Red-breasted nuthatches are commonly sighted across Prince Edward Island. They boldly frequent bird feeders, looking for protein and fat. If you build it, they will come—sunflower seeds, peanut butter, and suet all bring them in for a meal. Along with the calls of black-capped chickadees, the nasal “Ed, Ed, Ed” call of a red-breasted nuthatch can often be heard anywhere there are trees.
These birds are smaller than chickadees, and seem to be even quicker. Chickadees always appear round and soft, whereas a nuthatch is sleek and sharp. As its name implies, it has a rusty-red breast to go along with a slate-grey back and a white belly. It has a very distinct black stripe running through its eyes. The short, square tail is unlike the tails of woodpeckers and brown creepers. Nuthatches don’t use their tails to aid them in climbing. Instead, they rely on very strong feet to grip trees. They also climb up and down trees looking for food, while woodpeckers and creepers mostly walk down the stem of a tree, pressing their stiff tails against the trunk.
If you make any sort of squeaky call or “spishing” noises while walking in the woods, these birds will be among the first to come out and see who’s in their territory. Not bashful or afraid, but always curious.
These birds are regularly seen during woodland outings throughout the year. Another species of nuthatch, while still rare, is becoming more common throughout the province. The white-breasted nuthatch is a larger version of its red-breasted cousin. It has a white breast and large white patches on the sides of its head. When I first started birding in the province they were rarely, if ever, seen. Today, they occasionally turn up at feeders and woodlands.
The call of a white-breasted nuthatch is more aggressive than that of the red-breasted nuthatch. If you hear something that sounds like “Ed, Ed, Ed” but louder and with something not quite right, you’ve probably stumbled onto this uncommon species.
Both species nest in cavities in trees, and not very high off the ground. Dead or dying trees (also known as snags, or wildlife trees) are so important in our forests, providing ideal nesting habitat for over 20 species of birds within the province. Nuthatches tend to make precise, almost chiseled entrances to their nests, unlike the rougher nest holes carved out by chickadees. They also use sap to coat the entranceway. It is thought to discourage predators, but in any case it is unusual behaviour.
When away from feeders, these birds will glean insects on and under bark, eat conifer seeds, and hack away at nuts they have stored.
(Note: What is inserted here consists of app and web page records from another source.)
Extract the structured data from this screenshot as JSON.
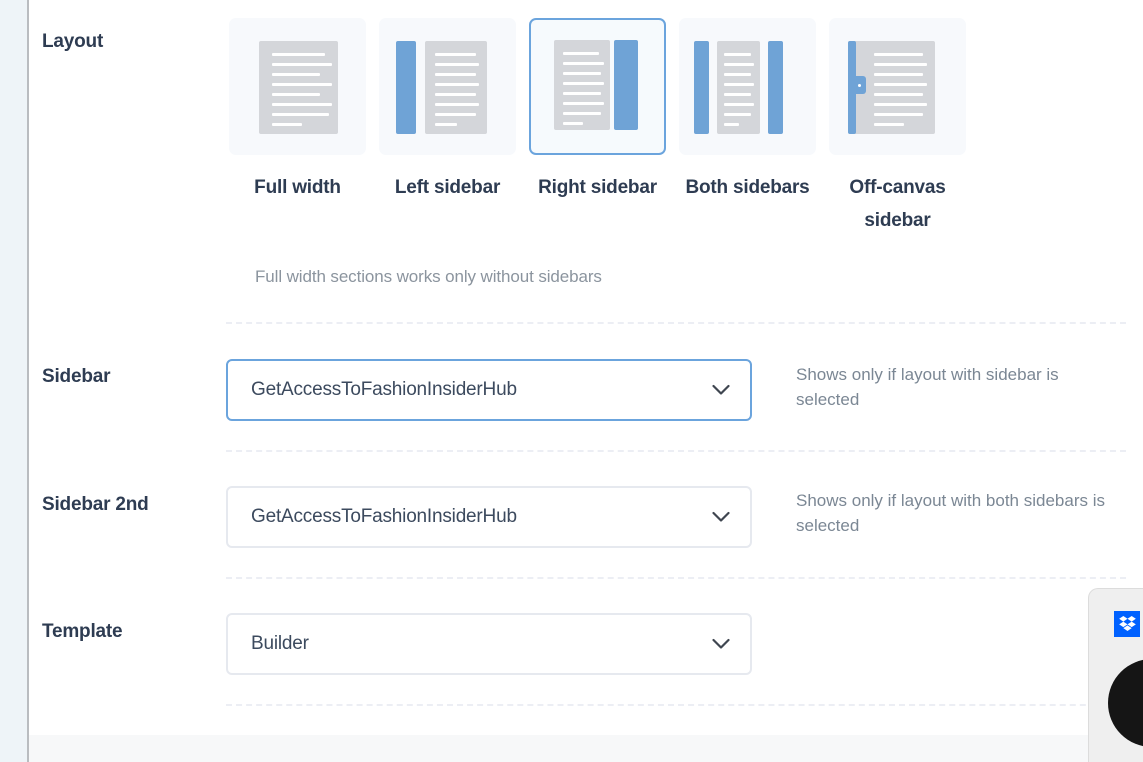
{
  "page": {
    "background_color": "#ffffff",
    "rail_color": "#eef4f8",
    "accent_color": "#6ba4dd",
    "label_color": "#2e3c52",
    "help_text_color": "#7b8794"
  },
  "layout_row": {
    "label": "Layout",
    "note": "Full width sections works only without sidebars",
    "options": [
      {
        "id": "full-width",
        "label": "Full width",
        "selected": false
      },
      {
        "id": "left-sidebar",
        "label": "Left sidebar",
        "selected": false
      },
      {
        "id": "right-sidebar",
        "label": "Right sidebar",
        "selected": true
      },
      {
        "id": "both-sidebars",
        "label": "Both sidebars",
        "selected": false
      },
      {
        "id": "off-canvas",
        "label": "Off-canvas sidebar",
        "selected": false
      }
    ]
  },
  "sidebar_row": {
    "label": "Sidebar",
    "value": "GetAccessToFashionInsiderHub",
    "help": "Shows only if layout with sidebar is selected",
    "focused": true
  },
  "sidebar2_row": {
    "label": "Sidebar 2nd",
    "value": "GetAccessToFashionInsiderHub",
    "help": "Shows only if layout with both sidebars is selected",
    "focused": false
  },
  "template_row": {
    "label": "Template",
    "value": "Builder",
    "help": "",
    "focused": false
  },
  "widget": {
    "dropbox_icon": "dropbox-icon",
    "badge": "black-circle-badge",
    "brand_color": "#0061ff"
  }
}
The name “nuthatch” is said to come from the tendency of these birds to take nuts and seeds and force them under bark or in a crevice, and then “hack” (or “hatch”) away them.
During winter, you’ll often find nuthatches—especially the red-breasted ones—in mixed flocks with black-capped chickadees and golden-crowned kinglets. Other guests will sometimes join these groups, including dark-eyed juncos, boreal chickadees, purple finches, and American goldfinches.
Red-breasted nuthatches are living proof that birds don’t have to be rare to be appreciated. It is always fun to come across these curious and seemingly joyful little birds, no matter how many you come across. That being said, it is still quite a treat to come across a bossy-sounding white breasted nuthatch. When birding, variety can truly be the spice of life.